Moving past Boston 2020, I do have thoughts for bigger races once they’re offered again. I haven’t shared this with many people but I do technically have an entry into this year’s Chicago Marathon. I entered with a time qualifier hoping that my siblings or my dad would get in through the lottery and that we’d get to run their first marathons together, but unfortunately, none of them got through. As a result, I had been planning on deferring that entry to 2021 but am waiting to see what happens on that; it doesn’t look promising living in the Chicago area, but there’s no harm in waiting to defer at this point since it may mean a refund or free deferral to next year. Looking beyond the Fall, I have a BQ from 2019’s CIM and will likely enter the 2021 Boston with that time. I am hopeful that it will be safe to gather in larger groups by April 2021 but I don’t think we’ll have a good idea until later this year what things will look like; I pray for much more than just racing’s sake that things are under control by the end of this year. I want to go back to Boston and to feel that magic again, but I want it to be in an environment where we can have fun and not have to worry about getting sick or getting others sick.

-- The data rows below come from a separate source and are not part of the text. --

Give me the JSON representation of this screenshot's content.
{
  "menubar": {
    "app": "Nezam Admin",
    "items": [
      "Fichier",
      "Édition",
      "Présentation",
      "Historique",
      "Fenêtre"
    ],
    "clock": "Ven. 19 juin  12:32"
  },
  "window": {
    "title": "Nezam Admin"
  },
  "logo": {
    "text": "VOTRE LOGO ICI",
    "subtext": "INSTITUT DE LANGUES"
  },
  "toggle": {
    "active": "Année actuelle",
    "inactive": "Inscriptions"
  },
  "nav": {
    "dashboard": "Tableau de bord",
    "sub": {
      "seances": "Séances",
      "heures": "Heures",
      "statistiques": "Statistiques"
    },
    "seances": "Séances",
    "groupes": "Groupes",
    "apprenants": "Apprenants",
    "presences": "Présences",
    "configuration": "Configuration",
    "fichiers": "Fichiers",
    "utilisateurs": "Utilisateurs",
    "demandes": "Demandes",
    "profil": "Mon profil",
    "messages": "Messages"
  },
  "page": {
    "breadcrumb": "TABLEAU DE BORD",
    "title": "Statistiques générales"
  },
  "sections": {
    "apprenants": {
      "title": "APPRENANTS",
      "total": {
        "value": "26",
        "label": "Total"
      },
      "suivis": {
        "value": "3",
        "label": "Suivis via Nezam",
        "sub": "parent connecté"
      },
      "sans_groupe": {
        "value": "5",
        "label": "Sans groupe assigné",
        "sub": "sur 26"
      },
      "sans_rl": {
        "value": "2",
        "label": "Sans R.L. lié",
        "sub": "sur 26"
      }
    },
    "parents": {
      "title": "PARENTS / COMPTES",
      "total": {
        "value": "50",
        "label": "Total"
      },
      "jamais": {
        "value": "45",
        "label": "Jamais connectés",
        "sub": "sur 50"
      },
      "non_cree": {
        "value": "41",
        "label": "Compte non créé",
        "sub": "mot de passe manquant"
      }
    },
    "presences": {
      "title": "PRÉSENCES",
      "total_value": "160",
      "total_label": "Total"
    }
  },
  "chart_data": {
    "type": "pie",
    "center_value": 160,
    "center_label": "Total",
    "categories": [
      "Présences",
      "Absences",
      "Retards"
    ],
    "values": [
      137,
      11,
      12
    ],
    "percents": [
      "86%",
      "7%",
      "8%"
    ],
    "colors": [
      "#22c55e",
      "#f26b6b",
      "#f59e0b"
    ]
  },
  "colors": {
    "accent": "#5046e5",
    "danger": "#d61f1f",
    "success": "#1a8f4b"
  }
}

Please feel free to reach out if you want to talk through your disappointment on Boston being canceled; I understand what you’re going through and I’m so sorry that we didn’t get our chance to chase the unicorn this year. I hope that you know that you earned every right to wear that jacket if you were registered for 2020’s race and you should wear it proudly. Runners have the uncanny ability to rise up when disappointment strikes and I have no doubt this will light the fire for the next race we run.
One thought on “Processing Boston 2020 and Moving Forward”
Great post. I was thinking this morning that the B.A.A. should automatically defer all first-time Boston runners to 2021. I know that would suck for others who had qualified but run Boston before but somehow it seems the fairest option. I had hoped to qualify for 2021 at either Glass City or Erie but both were cancelled. I, too, have a spot for Chicago but I am not hopeful that we will be able to run in October. Like you, I just hope we are in a place to race safely next year and I hope to toe the line in Hopkinton in 2022.